The meaning follows from the general challenges of innovations: they are by definition new and must find a market. “Newness” implies that we do not exactly know how to reach the objective. Experience from the past might not hold because things are different – thus we must find new ways. Routine alone just does not work. And during this process of discovery, we even might find that the original objective must be modified. We not only find new ways, but also new possibilities and opportunities, and usually there are also unexpected problems and constraints. All this calls for flexibility and creativity. “Finding a new market” means on the other hand, that the innovation manager needs empathy, endurance and courage. Bringing an innovation into a market is hard work – it is much more than just having a good idea. For example, there is always resistance. Thus, in order to be a good innovation manager, we need both creativity and discipline.
What’s the most satisfying part of your job?
I really like to work with people who have open minds, want to get things done, and are solution-oriented. Students at WU Vienna are fantastic in this respect. It is really great to see how they learn and how they further improve in their skills and abilities during our courses. Generally, we involve our students in real projects in which they try out what they had learned on a theoretical basis. Each semester, we have roughly 15 to 20 projects with start-ups, SMEs and multinationals. Student teams try to develop innovative solutions to innovation-related problems, ranging from identifying opportunities for radical innovation or writing a business plan to developing a new innovation strategy. It is extremely satisfying to see how this works and students come up with cool and professional solutions that often deeply impress our company partners. Having impact is a wonderful thing – for our students, but also for me.
And the most frustrating parts?
I think it is very sad if young people already are conservative, prejudiced, and afraid of change and innovation. From my perspective we cannot be satisfied with our educational system in this respect. Too much emphasis is placed on just reproducing, too little on fostering creativity and the entrepreneurial mindset. There is some progress, but personally I think it is too slow. Globalization, international competition, social and environmental problems – all these factors call for innovative ideas and people. They are also great opportunities. However, if you then hear “we can’t do this – after all, we never did that before” from 20 year old students, I think that something went wrong with them.
What’s your next big challenge?
Currently, we are doing a number of cool studies in the area of open and user innovation. We try to understand how firms can benefit from the great innovativeness and creativity of users – an extremely hot topic in the era of internet, Web 2.0, and open source software. So far, we found a number of interesting methods like lead user method, toolkits for user innovation and design, and crowdsourcing techniques (accessible at www.userinnovation.at). However, the more we know, the more opportunities we find. The challenge is now to keep up with this. A very entrepreneurial situation!
About Nikolaus Franke

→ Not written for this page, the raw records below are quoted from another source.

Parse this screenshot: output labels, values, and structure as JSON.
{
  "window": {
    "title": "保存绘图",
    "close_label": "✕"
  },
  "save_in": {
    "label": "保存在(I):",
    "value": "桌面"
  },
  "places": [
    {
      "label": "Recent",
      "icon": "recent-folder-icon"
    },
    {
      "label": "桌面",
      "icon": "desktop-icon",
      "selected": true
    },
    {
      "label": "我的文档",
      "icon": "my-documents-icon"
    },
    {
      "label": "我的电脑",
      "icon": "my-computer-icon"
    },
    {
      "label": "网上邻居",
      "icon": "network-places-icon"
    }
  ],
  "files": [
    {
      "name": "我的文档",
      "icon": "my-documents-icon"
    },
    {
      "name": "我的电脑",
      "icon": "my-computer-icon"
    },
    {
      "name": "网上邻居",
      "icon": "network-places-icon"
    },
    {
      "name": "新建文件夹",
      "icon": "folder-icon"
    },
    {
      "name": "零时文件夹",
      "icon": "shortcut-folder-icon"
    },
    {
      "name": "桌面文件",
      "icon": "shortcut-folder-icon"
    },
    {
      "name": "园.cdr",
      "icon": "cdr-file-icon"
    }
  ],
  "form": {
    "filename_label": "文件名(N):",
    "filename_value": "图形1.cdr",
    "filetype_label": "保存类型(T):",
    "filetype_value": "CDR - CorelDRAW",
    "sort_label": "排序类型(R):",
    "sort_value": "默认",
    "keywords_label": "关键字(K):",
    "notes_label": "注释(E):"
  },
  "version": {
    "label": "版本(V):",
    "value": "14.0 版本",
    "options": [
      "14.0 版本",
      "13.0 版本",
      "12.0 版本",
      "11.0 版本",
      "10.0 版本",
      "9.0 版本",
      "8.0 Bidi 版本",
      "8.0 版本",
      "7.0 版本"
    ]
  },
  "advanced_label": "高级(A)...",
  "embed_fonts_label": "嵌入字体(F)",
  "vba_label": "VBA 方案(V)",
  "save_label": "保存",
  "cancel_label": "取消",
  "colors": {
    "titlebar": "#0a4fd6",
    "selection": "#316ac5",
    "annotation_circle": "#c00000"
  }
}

Professor Nikolaus Franke is Director of the Institute for Entrepreneurship and Innovation at the Vienna University of Economics and Business Administration (www.e-and-i.org). His research areas are user innovation, toolkits for user innovation, horizontal innovation networks, and more generally entrepreneurship, innovation management, and marketing. His research have been presented on international conferences and published in academic journals like Research Policy, Journal of Product Innovation Management, Journal of Business Venturing, Entrepreneurship Theory and Practice, Journal of Marketing or Management Science. He received several awards for research and teaching. He consulted many firms from start-ups to leading multinationals, and served as invited speaker in executive meetings worldwide.